Nacchio Sues Qwest To Pay for Legal Defense
By Peg Brickley
The Wall Street Journal
Saturday, May 26, 2007
Joseph P. Nacchio, former chairman and chief
executive of Qwest Communications International Inc., sued the
company he once led to force it to keep paying his legal fees.
Mr. Nacchio has said he will appeal his April 19 conviction, in
federal court in Denver, on 19 of 42 counts of insider trading.
The ex-CEO's legal bills are mounting, as he is still on the
roster of defendants in "several pending lawsuits and other
claims" arising from his stint at the helm of Qwest, according
to court papers filed late Thursday.
"Mr. Nacchio faces significant legal exposure by reason of the
fact that he was a director and officer of the company," said a
letter from Mr. Nacchio's corporate attorney Kevin Abrams of
Abrams & Laster in Wilmington, Del.
The letter was sent to Chancellor William B. Chandler, lead
judge of Delaware's corporate law tribunal, a court that has
seen many such battles regarding legal fees for former
executives in trouble.
Former Hollinger International Inc. chief Conrad Black, for
example, battled successfully in Delaware to force the company
he was accused of looting to pay his lawyers. Mr. Black is on
trial in Chicago, charged with racketeering, tax evasion,
obstruction of justice and fraud.
Qwest has been picking up the tab for Mr. Nacchio's lawyers in
keeping with standard corporate executive agreements
incorporated in his severance package when he resigned in 2002.
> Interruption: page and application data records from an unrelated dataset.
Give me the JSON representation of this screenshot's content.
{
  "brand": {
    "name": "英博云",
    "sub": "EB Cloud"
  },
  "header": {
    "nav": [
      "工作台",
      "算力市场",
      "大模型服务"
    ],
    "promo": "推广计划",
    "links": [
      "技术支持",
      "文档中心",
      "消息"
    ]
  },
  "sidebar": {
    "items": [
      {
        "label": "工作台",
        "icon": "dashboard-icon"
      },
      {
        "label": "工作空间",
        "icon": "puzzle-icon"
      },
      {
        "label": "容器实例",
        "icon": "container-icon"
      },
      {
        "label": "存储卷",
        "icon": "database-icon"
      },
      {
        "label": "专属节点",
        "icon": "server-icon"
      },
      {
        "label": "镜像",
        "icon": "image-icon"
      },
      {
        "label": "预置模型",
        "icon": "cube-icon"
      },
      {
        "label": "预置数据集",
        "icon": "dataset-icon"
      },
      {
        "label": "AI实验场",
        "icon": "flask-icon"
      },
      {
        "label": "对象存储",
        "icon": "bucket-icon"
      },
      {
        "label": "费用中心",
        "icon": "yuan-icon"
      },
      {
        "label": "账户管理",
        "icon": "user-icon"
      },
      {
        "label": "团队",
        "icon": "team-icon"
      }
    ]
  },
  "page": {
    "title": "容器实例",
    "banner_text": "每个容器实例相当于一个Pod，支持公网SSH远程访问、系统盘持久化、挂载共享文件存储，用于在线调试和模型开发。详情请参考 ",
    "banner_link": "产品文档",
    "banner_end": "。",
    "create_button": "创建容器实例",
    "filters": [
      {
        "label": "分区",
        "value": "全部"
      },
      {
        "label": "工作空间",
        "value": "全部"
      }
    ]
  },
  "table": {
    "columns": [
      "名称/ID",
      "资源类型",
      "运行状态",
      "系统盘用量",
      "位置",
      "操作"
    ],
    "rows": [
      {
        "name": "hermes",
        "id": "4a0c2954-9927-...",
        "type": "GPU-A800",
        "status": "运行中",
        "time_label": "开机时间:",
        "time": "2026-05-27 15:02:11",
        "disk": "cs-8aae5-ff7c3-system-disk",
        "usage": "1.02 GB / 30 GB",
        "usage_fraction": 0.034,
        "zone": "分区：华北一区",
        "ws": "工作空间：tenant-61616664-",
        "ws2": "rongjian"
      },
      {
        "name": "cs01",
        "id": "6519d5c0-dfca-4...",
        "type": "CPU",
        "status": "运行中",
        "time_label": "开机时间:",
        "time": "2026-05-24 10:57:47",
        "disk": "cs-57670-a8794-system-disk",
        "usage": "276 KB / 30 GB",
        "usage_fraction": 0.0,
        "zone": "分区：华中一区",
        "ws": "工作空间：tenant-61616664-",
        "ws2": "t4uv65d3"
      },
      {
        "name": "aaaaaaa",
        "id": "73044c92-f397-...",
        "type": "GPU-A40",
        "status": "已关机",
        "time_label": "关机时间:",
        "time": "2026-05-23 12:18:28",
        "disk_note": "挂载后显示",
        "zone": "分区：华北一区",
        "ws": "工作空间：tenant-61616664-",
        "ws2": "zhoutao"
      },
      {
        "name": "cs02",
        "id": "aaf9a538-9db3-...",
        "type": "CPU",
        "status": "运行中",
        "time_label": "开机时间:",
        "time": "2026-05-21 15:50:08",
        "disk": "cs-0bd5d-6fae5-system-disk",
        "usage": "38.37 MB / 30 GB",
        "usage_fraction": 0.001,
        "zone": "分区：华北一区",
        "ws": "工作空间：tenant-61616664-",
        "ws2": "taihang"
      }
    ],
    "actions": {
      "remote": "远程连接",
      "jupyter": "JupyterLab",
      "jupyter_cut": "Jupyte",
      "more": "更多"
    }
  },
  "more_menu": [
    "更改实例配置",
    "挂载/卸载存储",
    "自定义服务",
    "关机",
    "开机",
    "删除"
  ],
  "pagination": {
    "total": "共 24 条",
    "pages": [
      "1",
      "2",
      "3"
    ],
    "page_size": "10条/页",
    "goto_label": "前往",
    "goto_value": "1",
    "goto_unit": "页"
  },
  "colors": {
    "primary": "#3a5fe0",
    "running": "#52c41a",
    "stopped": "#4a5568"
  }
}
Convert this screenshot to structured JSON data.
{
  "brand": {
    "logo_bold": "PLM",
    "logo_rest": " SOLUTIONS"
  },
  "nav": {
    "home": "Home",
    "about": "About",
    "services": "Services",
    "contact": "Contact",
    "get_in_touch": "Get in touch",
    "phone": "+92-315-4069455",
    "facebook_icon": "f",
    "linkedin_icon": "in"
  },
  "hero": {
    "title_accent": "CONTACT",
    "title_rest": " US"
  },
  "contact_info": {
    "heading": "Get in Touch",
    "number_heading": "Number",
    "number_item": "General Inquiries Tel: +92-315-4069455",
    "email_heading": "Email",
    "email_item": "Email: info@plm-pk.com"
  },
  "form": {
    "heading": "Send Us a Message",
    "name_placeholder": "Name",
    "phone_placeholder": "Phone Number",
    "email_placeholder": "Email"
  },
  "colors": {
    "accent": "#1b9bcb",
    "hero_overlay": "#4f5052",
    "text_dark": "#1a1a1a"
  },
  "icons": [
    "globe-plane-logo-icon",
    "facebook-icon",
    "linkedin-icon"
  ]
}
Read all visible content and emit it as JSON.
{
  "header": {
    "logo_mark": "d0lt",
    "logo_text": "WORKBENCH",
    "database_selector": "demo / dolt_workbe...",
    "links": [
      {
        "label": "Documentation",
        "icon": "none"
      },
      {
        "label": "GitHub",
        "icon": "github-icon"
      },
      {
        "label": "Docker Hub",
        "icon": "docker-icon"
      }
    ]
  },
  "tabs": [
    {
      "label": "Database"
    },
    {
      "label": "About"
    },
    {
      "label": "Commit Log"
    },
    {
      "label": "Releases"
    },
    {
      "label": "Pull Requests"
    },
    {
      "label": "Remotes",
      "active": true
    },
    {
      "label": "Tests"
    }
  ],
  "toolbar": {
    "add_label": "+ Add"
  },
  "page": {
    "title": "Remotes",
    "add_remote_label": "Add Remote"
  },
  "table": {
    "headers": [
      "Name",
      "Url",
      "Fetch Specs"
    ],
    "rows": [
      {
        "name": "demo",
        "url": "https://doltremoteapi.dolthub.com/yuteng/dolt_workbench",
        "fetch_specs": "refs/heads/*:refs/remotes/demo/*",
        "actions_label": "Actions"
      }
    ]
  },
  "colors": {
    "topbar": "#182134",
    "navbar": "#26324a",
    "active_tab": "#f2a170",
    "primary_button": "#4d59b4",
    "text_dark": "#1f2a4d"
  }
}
Mr. Nacchio says Qwest recently began balking at paying his
legal bills, in violation of those agreements.
Mr. Nacchio's attorney Herbert Stern of Stern & Kilcullen LLC
said in a court filing that Qwest general counsel Richard Baer
didn't return a call he made Thursday afternoon, which Mr. Stern
characterized as unusual.
Mr. Stern called Mr. Baer because of a report in the Denver
Post. In the newspaper's account, Qwest Chief Executive Dick
Notebaert was quizzed about the possibility that the company
would seek to recoup money it had spent defending Mr. Nacchio.
"It's extremely complex," Mr. Notebaert is quoted as saying.
Write to Peg Brickley at